Yasmin Parvaneh was born in Oxford on October 29th, 1964, the child of a Persian father and an English mother.  She grew up in the Oxford countryside, and set two ambitions for herself at an early age: to travel as much as possible and to learn as much as she could.  And it soon occurred to her that modelling would give her the opportunity to do both.  At the age of 19, she walked into Models 1 in London straight off the street looking for work.  She was given a contract immediately.  "I always knew I could do it," she says.  "It wasn't that I thought I was particularly attractive, I just had all the requirements."  With her dark looks and stately, 5 foot 9 inch stature, Yasmin was an almost instant success.

Within a year she'd hit the covers of Vogue and Harpers & Queen, and had also come to the attention of Duran Duran's lead singer, Simon le Bon.  The two were married at the end of 1985, and became one of the most famous couples in the world.  Soon afterwards, Yasmin decided to give up her modelling career and concentrate on her marriage, saying that she was tired of "sitting by the phone with a diary making plans to see someone you ought to be with all the time."

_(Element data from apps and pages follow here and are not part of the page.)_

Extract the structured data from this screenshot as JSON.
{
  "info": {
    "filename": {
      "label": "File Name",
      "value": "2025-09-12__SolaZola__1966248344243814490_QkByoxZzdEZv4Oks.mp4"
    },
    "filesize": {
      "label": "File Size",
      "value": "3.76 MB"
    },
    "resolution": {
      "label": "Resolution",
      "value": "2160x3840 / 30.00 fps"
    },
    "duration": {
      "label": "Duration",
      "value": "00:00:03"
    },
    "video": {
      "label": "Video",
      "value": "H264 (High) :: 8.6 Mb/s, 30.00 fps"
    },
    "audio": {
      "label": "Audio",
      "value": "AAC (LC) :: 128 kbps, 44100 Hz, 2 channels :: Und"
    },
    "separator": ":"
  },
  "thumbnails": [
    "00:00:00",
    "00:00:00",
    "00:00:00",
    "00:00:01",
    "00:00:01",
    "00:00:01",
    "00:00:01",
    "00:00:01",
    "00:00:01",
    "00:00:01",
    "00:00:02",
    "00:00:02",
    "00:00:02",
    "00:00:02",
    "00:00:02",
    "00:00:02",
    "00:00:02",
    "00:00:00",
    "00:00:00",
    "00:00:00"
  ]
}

She was by that time one of the most successful models in the world, part of the original generation for whom the term "supermodel" was coined, and she was working constantly on shows and shoots in London, Paris, New York, and Milan, yet she gave it all up to settle down with Simon and start a family.  Her resolve, however, did not last that long, and the pull of her chosen profession proved far too great.  "I'm a model first," she has since said.  "That's my job, and I absolutely love it."  She must do, because within a few weeks of the birth of her first child, Amber Rose, in 1989, she was back working.  She stopped for a little longer after the births of Saffron (in 1991) and Tallulah (1994), but the lure of the catwalk has always proved too great.  One of her favourite things about modelling, she says, is that "I get to gawp at incredible bodies, both men's and women's.  I'm not a latent lesbian or anything, but I love looking at beautiful women.  I think women can appreciate another woman's beauty in a way that men can't."

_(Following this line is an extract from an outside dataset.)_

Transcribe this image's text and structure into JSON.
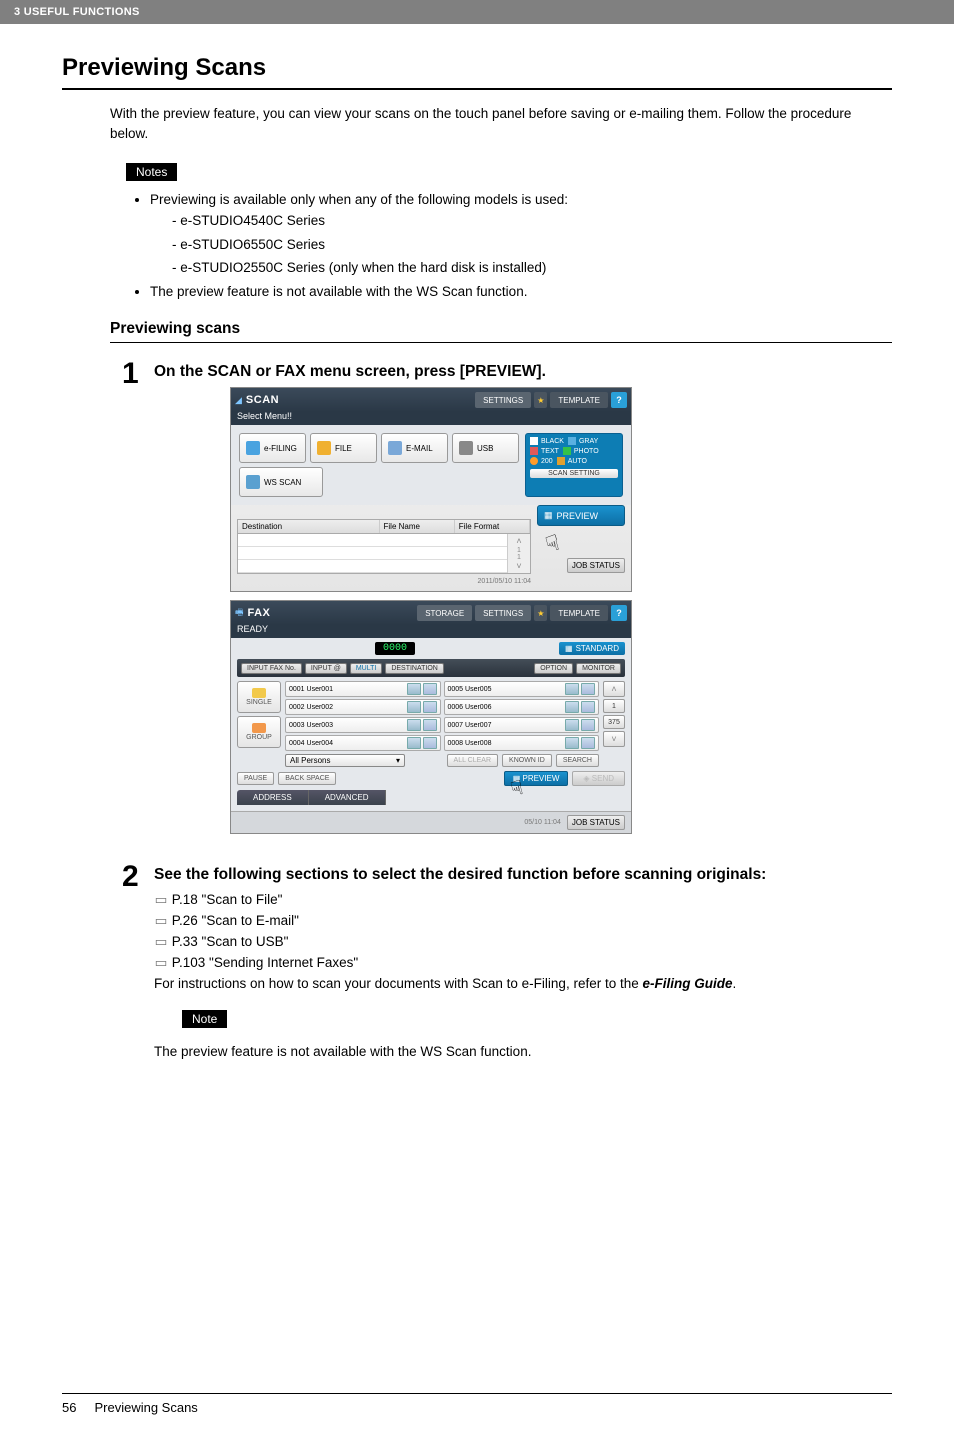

Renowned for her professionalism and grace, Yasmin is also a strong and determined woman who takes no nonsense from anyone.  She's also refreshingly unaffected and down to earth.  Her marriage is a famously successful one.  "I've been incredibly lucky," she says.  "Since I was 21, I've had this man who adores me, a man I adore.  My life with Simon and my family is number one."  She is, by her own admission, volatile.  "Genetically I'm a really fiery, intolerant person.  When I lose it, my temper can be horrendous.  But I enjoy a really good argument too, thank God, because not a day goes by without Simon and I having a massive row about something.  And we love it, because ten minutes later we're in each other's arms, laughing, saying, 'God, that was great, wasn't it?'"

Yasmin's views on men are insightful!  "I have these moments where Simon pretends he doesn't know how to work the dishwasher.  That pisses me off.  I think men have a charmed life... They're not stupid because they're stupid; they're stupid because they're clever.  They know, like any dog knows, that if you play dumb, whenever you do something vaguely bright you'll be rewarded handsomely."

Not surprisingly, their three girls are turning out to be handsome, but although they have occasionally joined her on the catwalk, Yasmin has been careful not to encourage them to follow in her footsteps.  "I've tried to make it obvious that it's an industry that chooses you," she has said.  "If it happens, wonderful.  But I'd be brutally honest if they weren't right."  She herself, of course, continues to be absolutely 'right', and shows no sign of fading.  She claims to have no complicated beauty routine, "but boy do I slap on a lot of cream."  She highly recommends "good champagne, and Jo Malone," and smiling, "it lights up your face, makes your eyes sparkle, and is an instant pick-me-up."  At 36, then, Yasmin le Bon is as successful as ever, and says she has absolutely no intention of resigning.  "Actors keep working till they die," she argues, "so why can't models?"